How to complete this task → Would you retype every line below without changing anything?

[Component data from apps and pages]
'''
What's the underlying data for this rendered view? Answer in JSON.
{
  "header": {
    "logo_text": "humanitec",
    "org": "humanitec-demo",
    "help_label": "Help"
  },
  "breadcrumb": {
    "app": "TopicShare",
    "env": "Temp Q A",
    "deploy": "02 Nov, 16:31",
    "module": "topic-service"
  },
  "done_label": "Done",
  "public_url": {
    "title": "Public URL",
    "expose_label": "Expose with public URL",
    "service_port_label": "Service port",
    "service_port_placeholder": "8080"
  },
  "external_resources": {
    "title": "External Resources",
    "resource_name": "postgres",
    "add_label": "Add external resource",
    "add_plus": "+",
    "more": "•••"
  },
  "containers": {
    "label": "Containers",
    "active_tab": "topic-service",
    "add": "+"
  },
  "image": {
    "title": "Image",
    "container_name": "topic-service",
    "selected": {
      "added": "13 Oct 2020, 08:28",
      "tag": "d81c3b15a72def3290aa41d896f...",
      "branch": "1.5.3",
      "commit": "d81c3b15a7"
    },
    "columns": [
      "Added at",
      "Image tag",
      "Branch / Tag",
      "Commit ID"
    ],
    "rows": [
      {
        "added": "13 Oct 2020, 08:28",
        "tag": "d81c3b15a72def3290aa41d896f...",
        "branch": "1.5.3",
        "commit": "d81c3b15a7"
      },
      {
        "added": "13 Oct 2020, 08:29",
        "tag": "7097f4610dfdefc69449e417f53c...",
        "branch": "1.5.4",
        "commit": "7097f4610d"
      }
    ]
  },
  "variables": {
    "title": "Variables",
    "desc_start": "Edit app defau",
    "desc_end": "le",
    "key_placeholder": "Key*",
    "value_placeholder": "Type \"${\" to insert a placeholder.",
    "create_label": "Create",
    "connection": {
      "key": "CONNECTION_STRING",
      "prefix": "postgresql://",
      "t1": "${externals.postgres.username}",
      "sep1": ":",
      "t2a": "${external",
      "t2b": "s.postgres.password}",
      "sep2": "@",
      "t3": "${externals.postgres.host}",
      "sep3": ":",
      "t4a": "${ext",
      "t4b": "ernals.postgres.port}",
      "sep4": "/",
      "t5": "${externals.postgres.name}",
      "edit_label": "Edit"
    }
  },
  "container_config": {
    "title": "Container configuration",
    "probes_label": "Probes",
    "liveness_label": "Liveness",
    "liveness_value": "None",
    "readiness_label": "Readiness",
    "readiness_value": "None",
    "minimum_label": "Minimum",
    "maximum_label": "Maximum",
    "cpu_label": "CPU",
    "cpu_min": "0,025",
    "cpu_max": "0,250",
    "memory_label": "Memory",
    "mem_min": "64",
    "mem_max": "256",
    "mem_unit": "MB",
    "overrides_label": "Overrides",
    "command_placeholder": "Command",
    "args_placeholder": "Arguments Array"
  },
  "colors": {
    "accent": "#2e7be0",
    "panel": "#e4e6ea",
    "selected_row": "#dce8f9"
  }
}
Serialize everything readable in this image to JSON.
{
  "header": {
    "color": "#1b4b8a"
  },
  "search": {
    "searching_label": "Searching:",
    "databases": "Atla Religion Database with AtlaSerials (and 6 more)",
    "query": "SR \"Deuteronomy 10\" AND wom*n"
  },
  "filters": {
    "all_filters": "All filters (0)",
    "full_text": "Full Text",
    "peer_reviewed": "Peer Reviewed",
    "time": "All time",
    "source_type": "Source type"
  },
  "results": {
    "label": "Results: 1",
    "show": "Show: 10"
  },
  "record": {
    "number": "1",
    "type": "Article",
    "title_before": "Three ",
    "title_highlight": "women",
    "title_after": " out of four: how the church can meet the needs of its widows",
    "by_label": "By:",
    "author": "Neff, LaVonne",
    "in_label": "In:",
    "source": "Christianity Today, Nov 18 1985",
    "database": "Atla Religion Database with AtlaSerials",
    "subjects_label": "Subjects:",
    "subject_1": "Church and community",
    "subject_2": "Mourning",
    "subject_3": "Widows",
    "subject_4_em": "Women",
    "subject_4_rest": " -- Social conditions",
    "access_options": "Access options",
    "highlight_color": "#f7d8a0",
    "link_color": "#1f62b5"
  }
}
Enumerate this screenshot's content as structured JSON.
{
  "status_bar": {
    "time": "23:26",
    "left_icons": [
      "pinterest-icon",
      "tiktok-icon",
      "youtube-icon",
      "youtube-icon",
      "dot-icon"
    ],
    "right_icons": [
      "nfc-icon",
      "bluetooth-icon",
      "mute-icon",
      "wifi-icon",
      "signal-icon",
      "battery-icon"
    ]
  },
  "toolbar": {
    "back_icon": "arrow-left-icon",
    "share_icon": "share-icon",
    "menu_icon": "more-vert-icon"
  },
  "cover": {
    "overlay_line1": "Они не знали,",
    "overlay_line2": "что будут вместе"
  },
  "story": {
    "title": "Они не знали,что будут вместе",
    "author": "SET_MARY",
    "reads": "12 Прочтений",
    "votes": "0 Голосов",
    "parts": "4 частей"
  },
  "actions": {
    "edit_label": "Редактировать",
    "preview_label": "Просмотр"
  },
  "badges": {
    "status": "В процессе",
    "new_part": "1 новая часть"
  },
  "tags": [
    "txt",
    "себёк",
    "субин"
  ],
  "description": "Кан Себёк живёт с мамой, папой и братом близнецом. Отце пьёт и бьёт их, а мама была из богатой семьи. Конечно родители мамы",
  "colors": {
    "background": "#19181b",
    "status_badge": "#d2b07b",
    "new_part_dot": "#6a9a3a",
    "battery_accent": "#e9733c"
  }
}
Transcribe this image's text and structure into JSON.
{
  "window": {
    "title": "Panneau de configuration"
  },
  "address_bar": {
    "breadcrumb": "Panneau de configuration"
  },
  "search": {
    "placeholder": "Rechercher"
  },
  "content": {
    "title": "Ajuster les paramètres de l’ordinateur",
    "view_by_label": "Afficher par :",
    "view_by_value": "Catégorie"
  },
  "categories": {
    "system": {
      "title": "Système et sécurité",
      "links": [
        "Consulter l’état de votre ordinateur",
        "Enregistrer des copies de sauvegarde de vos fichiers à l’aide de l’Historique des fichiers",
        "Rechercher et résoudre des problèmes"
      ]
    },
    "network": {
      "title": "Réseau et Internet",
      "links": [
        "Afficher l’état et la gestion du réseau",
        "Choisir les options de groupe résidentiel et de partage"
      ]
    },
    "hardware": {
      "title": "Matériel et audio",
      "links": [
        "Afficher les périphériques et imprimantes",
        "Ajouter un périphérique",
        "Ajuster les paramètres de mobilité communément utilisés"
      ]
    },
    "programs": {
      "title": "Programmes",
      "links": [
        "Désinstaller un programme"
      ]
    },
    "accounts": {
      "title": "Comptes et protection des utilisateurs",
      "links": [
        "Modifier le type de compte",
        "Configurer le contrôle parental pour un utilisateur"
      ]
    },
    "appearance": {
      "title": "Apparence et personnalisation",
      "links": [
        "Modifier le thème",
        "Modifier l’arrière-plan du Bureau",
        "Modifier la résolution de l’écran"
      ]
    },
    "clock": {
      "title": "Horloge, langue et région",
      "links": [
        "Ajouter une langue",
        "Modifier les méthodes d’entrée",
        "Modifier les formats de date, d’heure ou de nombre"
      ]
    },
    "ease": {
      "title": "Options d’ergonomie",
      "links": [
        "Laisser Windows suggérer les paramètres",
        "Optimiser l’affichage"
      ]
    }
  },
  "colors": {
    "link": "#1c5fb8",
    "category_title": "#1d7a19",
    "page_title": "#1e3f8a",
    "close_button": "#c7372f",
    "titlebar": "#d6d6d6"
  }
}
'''
Response to the exercise →
What's the underlying data for this rendered view? Answer in JSON.
{
  "header": {
    "logo_text": "humanitec",
    "org": "humanitec-demo",
    "help_label": "Help"
  },
  "breadcrumb": {
    "app": "TopicShare",
    "env": "Temp Q A",
    "deploy": "02 Nov, 16:31",
    "module": "topic-service"
  },
  "done_label": "Done",
  "public_url": {
    "title": "Public URL",
    "expose_label": "Expose with public URL",
    "service_port_label": "Service port",
    "service_port_placeholder": "8080"
  },
  "external_resources": {
    "title": "External Resources",
    "resource_name": "postgres",
    "add_label": "Add external resource",
    "add_plus": "+",
    "more": "•••"
  },
  "containers": {
    "label": "Containers",
    "active_tab": "topic-service",
    "add": "+"
  },
  "image": {
    "title": "Image",
    "container_name": "topic-service",
    "selected": {
      "added": "13 Oct 2020, 08:28",
      "tag": "d81c3b15a72def3290aa41d896f...",
      "branch": "1.5.3",
      "commit": "d81c3b15a7"
    },
    "columns": [
      "Added at",
      "Image tag",
      "Branch / Tag",
      "Commit ID"
    ],
    "rows": [
      {
        "added": "13 Oct 2020, 08:28",
        "tag": "d81c3b15a72def3290aa41d896f...",
        "branch": "1.5.3",
        "commit": "d81c3b15a7"
      },
      {
        "added": "13 Oct 2020, 08:29",
        "tag": "7097f4610dfdefc69449e417f53c...",
        "branch": "1.5.4",
        "commit": "7097f4610d"
      }
    ]
  },
  "variables": {
    "title": "Variables",
    "desc_start": "Edit app defau",
    "desc_end": "le",
    "key_placeholder": "Key*",
    "value_placeholder": "Type \"${\" to insert a placeholder.",
    "create_label": "Create",
    "connection": {
      "key": "CONNECTION_STRING",
      "prefix": "postgresql://",
      "t1": "${externals.postgres.username}",
      "sep1": ":",
      "t2a": "${external",
      "t2b": "s.postgres.password}",
      "sep2": "@",
      "t3": "${externals.postgres.host}",
      "sep3": ":",
      "t4a": "${ext",
      "t4b": "ernals.postgres.port}",
      "sep4": "/",
      "t5": "${externals.postgres.name}",
      "edit_label": "Edit"
    }
  },
  "container_config": {
    "title": "Container configuration",
    "probes_label": "Probes",
    "liveness_label": "Liveness",
    "liveness_value": "None",
    "readiness_label": "Readiness",
    "readiness_value": "None",
    "minimum_label": "Minimum",
    "maximum_label": "Maximum",
    "cpu_label": "CPU",
    "cpu_min": "0,025",
    "cpu_max": "0,250",
    "memory_label": "Memory",
    "mem_min": "64",
    "mem_max": "256",
    "mem_unit": "MB",
    "overrides_label": "Overrides",
    "command_placeholder": "Command",
    "args_placeholder": "Arguments Array"
  },
  "colors": {
    "accent": "#2e7be0",
    "panel": "#e4e6ea",
    "selected_row": "#dce8f9"
  }
}
Serialize everything readable in this image to JSON.
{
  "header": {
    "color": "#1b4b8a"
  },
  "search": {
    "searching_label": "Searching:",
    "databases": "Atla Religion Database with AtlaSerials (and 6 more)",
    "query": "SR \"Deuteronomy 10\" AND wom*n"
  },
  "filters": {
    "all_filters": "All filters (0)",
    "full_text": "Full Text",
    "peer_reviewed": "Peer Reviewed",
    "time": "All time",
    "source_type": "Source type"
  },
  "results": {
    "label": "Results: 1",
    "show": "Show: 10"
  },
  "record": {
    "number": "1",
    "type": "Article",
    "title_before": "Three ",
    "title_highlight": "women",
    "title_after": " out of four: how the church can meet the needs of its widows",
    "by_label": "By:",
    "author": "Neff, LaVonne",
    "in_label": "In:",
    "source": "Christianity Today, Nov 18 1985",
    "database": "Atla Religion Database with AtlaSerials",
    "subjects_label": "Subjects:",
    "subject_1": "Church and community",
    "subject_2": "Mourning",
    "subject_3": "Widows",
    "subject_4_em": "Women",
    "subject_4_rest": " -- Social conditions",
    "access_options": "Access options",
    "highlight_color": "#f7d8a0",
    "link_color": "#1f62b5"
  }
}
Enumerate this screenshot's content as structured JSON.
{
  "status_bar": {
    "time": "23:26",
    "left_icons": [
      "pinterest-icon",
      "tiktok-icon",
      "youtube-icon",
      "youtube-icon",
      "dot-icon"
    ],
    "right_icons": [
      "nfc-icon",
      "bluetooth-icon",
      "mute-icon",
      "wifi-icon",
      "signal-icon",
      "battery-icon"
    ]
  },
  "toolbar": {
    "back_icon": "arrow-left-icon",
    "share_icon": "share-icon",
    "menu_icon": "more-vert-icon"
  },
  "cover": {
    "overlay_line1": "Они не знали,",
    "overlay_line2": "что будут вместе"
  },
  "story": {
    "title": "Они не знали,что будут вместе",
    "author": "SET_MARY",
    "reads": "12 Прочтений",
    "votes": "0 Голосов",
    "parts": "4 частей"
  },
  "actions": {
    "edit_label": "Редактировать",
    "preview_label": "Просмотр"
  },
  "badges": {
    "status": "В процессе",
    "new_part": "1 новая часть"
  },
  "tags": [
    "txt",
    "себёк",
    "субин"
  ],
  "description": "Кан Себёк живёт с мамой, папой и братом близнецом. Отце пьёт и бьёт их, а мама была из богатой семьи. Конечно родители мамы",
  "colors": {
    "background": "#19181b",
    "status_badge": "#d2b07b",
    "new_part_dot": "#6a9a3a",
    "battery_accent": "#e9733c"
  }
}
Transcribe this image's text and structure into JSON.
{
  "window": {
    "title": "Panneau de configuration"
  },
  "address_bar": {
    "breadcrumb": "Panneau de configuration"
  },
  "search": {
    "placeholder": "Rechercher"
  },
  "content": {
    "title": "Ajuster les paramètres de l’ordinateur",
    "view_by_label": "Afficher par :",
    "view_by_value": "Catégorie"
  },
  "categories": {
    "system": {
      "title": "Système et sécurité",
      "links": [
        "Consulter l’état de votre ordinateur",
        "Enregistrer des copies de sauvegarde de vos fichiers à l’aide de l’Historique des fichiers",
        "Rechercher et résoudre des problèmes"
      ]
    },
    "network": {
      "title": "Réseau et Internet",
      "links": [
        "Afficher l’état et la gestion du réseau",
        "Choisir les options de groupe résidentiel et de partage"
      ]
    },
    "hardware": {
      "title": "Matériel et audio",
      "links": [
        "Afficher les périphériques et imprimantes",
        "Ajouter un périphérique",
        "Ajuster les paramètres de mobilité communément utilisés"
      ]
    },
    "programs": {
      "title": "Programmes",
      "links": [
        "Désinstaller un programme"
      ]
    },
    "accounts": {
      "title": "Comptes et protection des utilisateurs",
      "links": [
        "Modifier le type de compte",
        "Configurer le contrôle parental pour un utilisateur"
      ]
    },
    "appearance": {
      "title": "Apparence et personnalisation",
      "links": [
        "Modifier le thème",
        "Modifier l’arrière-plan du Bureau",
        "Modifier la résolution de l’écran"
      ]
    },
    "clock": {
      "title": "Horloge, langue et région",
      "links": [
        "Ajouter une langue",
        "Modifier les méthodes d’entrée",
        "Modifier les formats de date, d’heure ou de nombre"
      ]
    },
    "ease": {
      "title": "Options d’ergonomie",
      "links": [
        "Laisser Windows suggérer les paramètres",
        "Optimiser l’affichage"
      ]
    }
  },
  "colors": {
    "link": "#1c5fb8",
    "category_title": "#1d7a19",
    "page_title": "#1e3f8a",
    "close_button": "#c7372f",
    "titlebar": "#d6d6d6"
  }
}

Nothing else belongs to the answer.